Katie Blackley / 90.5 WESA

Fifty years ago police raided the Stonewall Inn, a bar frequented by LGBTQ clientele in New York City. Those inside, led by transgender women of color tired of harassment and oppression, fought back. 

Kathleen J. Davis / 90.5 WESA

Atop Mount Washington, in the sprawling Chatham Village community, is a large brick home with large windows and spacious balconies. Chatham Village resident, architect and amateur historian David Vater said it used to be known as the Bigham House, and was the residence of abolishionist lawyer Thomas Bigham. It was also a stop on the Underground Railroad.

Amy Sisk / 90.5 WESA

Three transgender Pennsylvanians are suing the state over a law that bars people who have been convicted of serious felonies from changing their names. The law is meant to prevent fraud, but the plaintiffs say it goes too far, and that they have a constitutional right to change their names.

AP file

Newly released documents pertaining to FBI surveillance of Dr. Martin Luther King, Jr., include deeply disturbing and potentially explosive allegations about the slain civil-rights leader’s extramarital sexual activities, and that he was present in a hotel room during an alleged rape. But some historians caution that there are reasons to doubt the claims.

Lawyers For Synagogue Massacre Suspect Allege FBI Meddling

May 30, 2019
Dave Klug / AP

Lawyers for the man accused of killing 11 people at a Pittsburgh synagogue say the FBI has been discouraging witnesses from talking to the defense, undermining the suspect's right to a fair trial.

An-Li Herring / 90.5 WESA

The state correctional institution in Fayette County is more than an hour’s drive south of Pittsburgh. And nestled among the forests of the Laurel Highlands, it is a world away from Pittsburgh’s urban streets.

Stephanie Strasburg / Pittsburgh Post-Gazette

On today’s program: Pittsburgh makes a new commitment to equity with a dedicated city office; prosecuting the opioid crisis is sometimes a supply-and-demand challenge; gender-sexuality alliances are evolving in Pittsburgh-area schools; and survivors of sexual assault in local Amish and Mennonite communities share their stories.

City's Office of Equity to replace Bureau of Neighborhood Empowerment
(00:00 – 6:18)

Niven Sabherwal / 90.5 WESA

For nearly four decades, GSAs have been a supportive environment for LGBTQ students and community members. 

An-Li Herring / 90.5 WESA

A lawyer for the man charged in the Pittsburgh synagogue massacre says he still wants to plead guilty in exchange for a life sentence.

Marc Levy / AP

Pennsylvania corrections secretary John Wetzel remembers that when he toured prisons in Germany and the Netherlands several years ago, it was a “transformative experience.”

Jacquelyn Martin / AP

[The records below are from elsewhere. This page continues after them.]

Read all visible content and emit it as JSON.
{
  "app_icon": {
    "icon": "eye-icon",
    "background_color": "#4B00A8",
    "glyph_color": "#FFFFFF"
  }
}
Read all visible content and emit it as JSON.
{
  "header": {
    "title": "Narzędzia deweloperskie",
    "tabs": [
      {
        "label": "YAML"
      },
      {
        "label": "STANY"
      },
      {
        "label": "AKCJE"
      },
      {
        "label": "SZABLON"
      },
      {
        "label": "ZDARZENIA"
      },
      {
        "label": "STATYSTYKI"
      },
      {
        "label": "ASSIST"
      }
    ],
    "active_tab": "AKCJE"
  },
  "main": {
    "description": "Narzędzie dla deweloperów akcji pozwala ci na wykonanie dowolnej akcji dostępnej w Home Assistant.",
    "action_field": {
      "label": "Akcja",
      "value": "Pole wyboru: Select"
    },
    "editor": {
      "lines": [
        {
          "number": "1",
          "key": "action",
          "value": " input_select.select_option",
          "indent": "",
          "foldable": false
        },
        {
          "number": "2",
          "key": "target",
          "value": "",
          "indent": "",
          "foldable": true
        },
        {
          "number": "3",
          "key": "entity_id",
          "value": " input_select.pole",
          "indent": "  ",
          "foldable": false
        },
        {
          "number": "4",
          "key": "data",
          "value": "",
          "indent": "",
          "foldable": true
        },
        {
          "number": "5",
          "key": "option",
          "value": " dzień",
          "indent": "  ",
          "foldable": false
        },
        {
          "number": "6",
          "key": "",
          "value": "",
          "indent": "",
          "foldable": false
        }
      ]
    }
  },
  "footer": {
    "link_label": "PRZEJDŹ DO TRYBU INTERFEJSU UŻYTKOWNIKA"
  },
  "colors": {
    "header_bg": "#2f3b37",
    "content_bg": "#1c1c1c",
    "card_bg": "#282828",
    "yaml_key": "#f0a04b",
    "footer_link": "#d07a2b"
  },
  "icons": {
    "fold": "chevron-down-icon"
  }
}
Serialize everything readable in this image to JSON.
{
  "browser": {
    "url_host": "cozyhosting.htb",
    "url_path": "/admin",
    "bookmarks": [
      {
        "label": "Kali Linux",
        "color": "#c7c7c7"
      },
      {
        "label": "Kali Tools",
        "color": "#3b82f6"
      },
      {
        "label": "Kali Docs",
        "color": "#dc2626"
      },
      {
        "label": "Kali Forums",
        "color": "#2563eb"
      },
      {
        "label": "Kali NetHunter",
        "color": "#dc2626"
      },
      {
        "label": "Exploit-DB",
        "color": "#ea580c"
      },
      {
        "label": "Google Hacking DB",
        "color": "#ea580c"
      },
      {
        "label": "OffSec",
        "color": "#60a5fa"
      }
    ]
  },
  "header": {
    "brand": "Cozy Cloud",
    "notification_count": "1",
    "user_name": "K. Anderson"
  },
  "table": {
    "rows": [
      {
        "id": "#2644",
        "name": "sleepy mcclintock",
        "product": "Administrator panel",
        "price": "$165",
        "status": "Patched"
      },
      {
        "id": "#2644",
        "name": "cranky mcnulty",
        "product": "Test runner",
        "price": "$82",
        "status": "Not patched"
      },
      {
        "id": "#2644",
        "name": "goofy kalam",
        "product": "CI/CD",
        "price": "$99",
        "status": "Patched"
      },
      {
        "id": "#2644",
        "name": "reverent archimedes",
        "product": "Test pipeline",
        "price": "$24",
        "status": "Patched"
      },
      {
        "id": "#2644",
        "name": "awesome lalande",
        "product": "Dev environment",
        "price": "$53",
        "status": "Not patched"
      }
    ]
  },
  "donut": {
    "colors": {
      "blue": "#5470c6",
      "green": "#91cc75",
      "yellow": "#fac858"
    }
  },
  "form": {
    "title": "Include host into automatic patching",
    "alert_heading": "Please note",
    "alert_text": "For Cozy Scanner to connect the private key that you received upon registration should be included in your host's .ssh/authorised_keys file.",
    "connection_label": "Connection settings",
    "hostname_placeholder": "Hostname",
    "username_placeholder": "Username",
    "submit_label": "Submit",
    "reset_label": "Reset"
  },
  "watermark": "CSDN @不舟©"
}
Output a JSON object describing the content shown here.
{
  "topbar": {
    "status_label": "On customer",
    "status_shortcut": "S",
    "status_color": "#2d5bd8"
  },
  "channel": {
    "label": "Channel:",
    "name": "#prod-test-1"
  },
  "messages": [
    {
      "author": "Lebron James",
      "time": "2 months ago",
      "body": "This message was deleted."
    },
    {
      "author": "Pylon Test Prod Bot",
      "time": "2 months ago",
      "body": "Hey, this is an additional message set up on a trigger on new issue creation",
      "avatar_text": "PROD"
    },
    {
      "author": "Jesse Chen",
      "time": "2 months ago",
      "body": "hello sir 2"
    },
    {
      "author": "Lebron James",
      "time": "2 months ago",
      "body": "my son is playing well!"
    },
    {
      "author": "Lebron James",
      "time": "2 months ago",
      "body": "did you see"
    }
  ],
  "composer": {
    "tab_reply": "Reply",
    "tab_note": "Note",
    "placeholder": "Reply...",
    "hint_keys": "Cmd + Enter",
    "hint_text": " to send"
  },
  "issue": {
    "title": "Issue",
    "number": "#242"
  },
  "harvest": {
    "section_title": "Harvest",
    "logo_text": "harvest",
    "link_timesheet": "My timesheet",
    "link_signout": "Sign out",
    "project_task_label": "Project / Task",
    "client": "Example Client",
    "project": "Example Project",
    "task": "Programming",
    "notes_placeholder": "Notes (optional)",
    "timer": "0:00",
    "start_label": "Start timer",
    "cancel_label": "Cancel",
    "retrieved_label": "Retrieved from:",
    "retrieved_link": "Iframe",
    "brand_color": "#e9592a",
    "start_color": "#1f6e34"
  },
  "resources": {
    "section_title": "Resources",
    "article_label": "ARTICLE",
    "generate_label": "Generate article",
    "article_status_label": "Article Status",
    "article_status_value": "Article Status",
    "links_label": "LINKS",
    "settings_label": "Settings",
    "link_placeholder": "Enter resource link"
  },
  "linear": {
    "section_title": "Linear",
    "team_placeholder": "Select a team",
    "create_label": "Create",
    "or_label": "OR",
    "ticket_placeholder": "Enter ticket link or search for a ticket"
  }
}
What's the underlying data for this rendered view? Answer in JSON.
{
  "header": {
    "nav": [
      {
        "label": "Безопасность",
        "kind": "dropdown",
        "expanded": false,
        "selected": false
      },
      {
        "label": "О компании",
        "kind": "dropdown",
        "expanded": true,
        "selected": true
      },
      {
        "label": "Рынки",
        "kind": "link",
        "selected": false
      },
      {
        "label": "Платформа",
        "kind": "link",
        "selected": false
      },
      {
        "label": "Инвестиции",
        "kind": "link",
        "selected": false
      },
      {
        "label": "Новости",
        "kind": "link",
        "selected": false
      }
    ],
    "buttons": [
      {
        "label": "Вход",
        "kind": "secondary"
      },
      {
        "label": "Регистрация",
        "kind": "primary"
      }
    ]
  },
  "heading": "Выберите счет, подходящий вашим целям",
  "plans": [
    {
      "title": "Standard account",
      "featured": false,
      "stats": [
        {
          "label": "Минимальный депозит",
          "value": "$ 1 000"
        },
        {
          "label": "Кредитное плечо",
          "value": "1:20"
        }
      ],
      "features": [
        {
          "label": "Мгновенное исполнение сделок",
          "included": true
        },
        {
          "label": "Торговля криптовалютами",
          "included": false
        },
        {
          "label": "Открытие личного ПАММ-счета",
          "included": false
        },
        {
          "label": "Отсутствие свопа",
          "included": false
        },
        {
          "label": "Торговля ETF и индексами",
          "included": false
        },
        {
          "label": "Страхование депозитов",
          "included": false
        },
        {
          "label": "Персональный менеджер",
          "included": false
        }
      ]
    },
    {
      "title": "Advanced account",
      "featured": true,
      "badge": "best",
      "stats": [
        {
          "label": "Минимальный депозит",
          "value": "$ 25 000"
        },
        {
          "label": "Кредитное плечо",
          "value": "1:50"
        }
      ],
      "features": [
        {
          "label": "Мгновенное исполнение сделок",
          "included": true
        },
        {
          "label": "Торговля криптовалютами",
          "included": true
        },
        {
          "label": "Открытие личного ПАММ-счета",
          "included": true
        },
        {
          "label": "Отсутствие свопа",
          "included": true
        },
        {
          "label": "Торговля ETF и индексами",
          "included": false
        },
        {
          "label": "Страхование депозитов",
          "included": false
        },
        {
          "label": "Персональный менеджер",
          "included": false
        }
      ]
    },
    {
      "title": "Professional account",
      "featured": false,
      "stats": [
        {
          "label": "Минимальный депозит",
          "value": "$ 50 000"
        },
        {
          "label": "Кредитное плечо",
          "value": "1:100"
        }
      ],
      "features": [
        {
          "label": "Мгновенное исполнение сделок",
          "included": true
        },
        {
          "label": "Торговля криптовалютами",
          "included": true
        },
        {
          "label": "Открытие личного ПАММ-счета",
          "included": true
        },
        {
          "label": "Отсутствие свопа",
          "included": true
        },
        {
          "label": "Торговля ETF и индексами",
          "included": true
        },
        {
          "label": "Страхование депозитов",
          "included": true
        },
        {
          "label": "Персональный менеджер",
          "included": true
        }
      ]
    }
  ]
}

Earlier this month the federal Department of Health and Human Services announced it had finalized a policy that would protect health care providers against discrimination if they refuse to care for someone based on their “moral convictions.” 

Andrew Rush / AP

The first of five parish mergers in the Pittsburgh Catholic Dioceses’ reorganization plan will go into effect July 1. 

Gene J. Puskar / AP

The governor of Pennsylvania has ordered flags to fly at half-staff to honor a state trooper who died on duty over the weekend in suburban Philadelphia.

State police say other troopers responded to the westbound lanes of I-276 in Bucks County at about 11:30 a.m. Saturday after 58-year-old Trooper Donald Bracket failed to answer radio transmissions.

Police say he was found unresponsive outside his patrol vehicle after "an apparent medical episode" and was pronounced dead at Jefferson Torresdale Hospital in Philadelphia.

Pages